Kenny praises ‘national treasure’ TK Whitaker

Launch of book by Anne Chambers on economist credited with modernising Irish economy

TK Whitaker: “a brilliant man, a man who made a singular and peerless contribution to life on the island of Ireland, a national treasure”

TK Whitaker: “a brilliant man, a man who made a singular and peerless contribution to life on the island of Ireland, a national treasure”

 

Enda Kenny emerged from the political wreckage of another bad day at the office yesterday to heap praise on a man who, by common consent and acclaim, is one of the chief architects of modern Ireland while also being older than the State itself.

Last night the Taoiseach launched Dr TK Whitaker – A Portrait of a Patriot, a biography by Anne Chambers of the economist and retired public servant credited, along with former taoiseach Sean Lemass, with modernising the Irish economy and outlook in the 1950s and 1960s.

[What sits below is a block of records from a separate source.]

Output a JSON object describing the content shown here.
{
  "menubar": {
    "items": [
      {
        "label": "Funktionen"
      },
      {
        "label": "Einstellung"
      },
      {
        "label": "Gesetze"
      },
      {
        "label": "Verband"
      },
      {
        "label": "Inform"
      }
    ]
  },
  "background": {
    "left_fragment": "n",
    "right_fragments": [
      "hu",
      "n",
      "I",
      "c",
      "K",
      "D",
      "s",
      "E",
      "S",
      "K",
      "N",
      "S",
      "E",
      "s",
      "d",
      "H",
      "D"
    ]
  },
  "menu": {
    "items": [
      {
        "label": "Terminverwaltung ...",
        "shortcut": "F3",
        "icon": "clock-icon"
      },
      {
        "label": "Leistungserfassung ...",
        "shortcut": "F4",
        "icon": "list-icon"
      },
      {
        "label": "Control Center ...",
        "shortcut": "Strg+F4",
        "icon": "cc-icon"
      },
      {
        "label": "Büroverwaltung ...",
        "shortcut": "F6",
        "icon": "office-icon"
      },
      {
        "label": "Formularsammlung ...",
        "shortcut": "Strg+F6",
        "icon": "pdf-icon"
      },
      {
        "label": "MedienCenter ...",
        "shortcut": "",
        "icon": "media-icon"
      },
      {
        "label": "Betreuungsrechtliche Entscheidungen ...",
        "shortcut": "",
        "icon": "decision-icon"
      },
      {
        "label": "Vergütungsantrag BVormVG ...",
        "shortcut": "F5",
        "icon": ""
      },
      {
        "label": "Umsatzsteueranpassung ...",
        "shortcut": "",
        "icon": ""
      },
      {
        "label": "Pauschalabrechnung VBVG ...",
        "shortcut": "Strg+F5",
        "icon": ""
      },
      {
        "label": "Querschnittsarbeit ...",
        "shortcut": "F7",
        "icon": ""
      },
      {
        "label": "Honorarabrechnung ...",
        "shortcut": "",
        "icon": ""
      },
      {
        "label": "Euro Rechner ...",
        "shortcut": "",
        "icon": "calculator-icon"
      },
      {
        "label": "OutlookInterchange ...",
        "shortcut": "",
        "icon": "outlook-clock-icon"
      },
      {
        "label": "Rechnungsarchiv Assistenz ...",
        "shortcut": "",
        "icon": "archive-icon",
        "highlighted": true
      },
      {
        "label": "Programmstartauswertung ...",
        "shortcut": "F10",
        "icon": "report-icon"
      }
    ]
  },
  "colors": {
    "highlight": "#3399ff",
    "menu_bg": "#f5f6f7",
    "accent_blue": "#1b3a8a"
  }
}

The Taoiseach called Dr Whitaker “a brilliant man, a man who made a singular and peerless contribution to life on the island of Ireland, a national treasure”.

Referring to his clarity, curiosity, wisdom and imagination, Mr Kenny said he agreed with the author’s description of 97-year-old Dr Whitaker’s “deeply principled morality” which saw him “make and live a commitment to bring equity and order in an unruly world”.

The Taoiseach praised Dr Whitaker as one who was not swayed by the “sometimes hostile trash that fascinates, yes, but more powerfully distracts – distracts from the power and responsibility of the individual, politics and society pause to take stock, to reflect and to see, to own and to learn from mistakes in order that in future to do what is right and good and better”.

Suffocating protectionism

During a life that saw him run the Department of Finance and the Central Bank as well as serve on numerous public bodies, Dr Whitaker had elevated public service to rare and extraordinary levels, “levels that transformed a country and its place in the world”.

Standing stooped but speaking in a strong, clear voice, Dr Whitaker thanked all who had helped him during his life and “on many a long journey” and Mr Kenny for launching the book “and bringing me to life again”.

Ms Chambers said her subject was “no ordinary man” but “a truly remarkable Irish man”.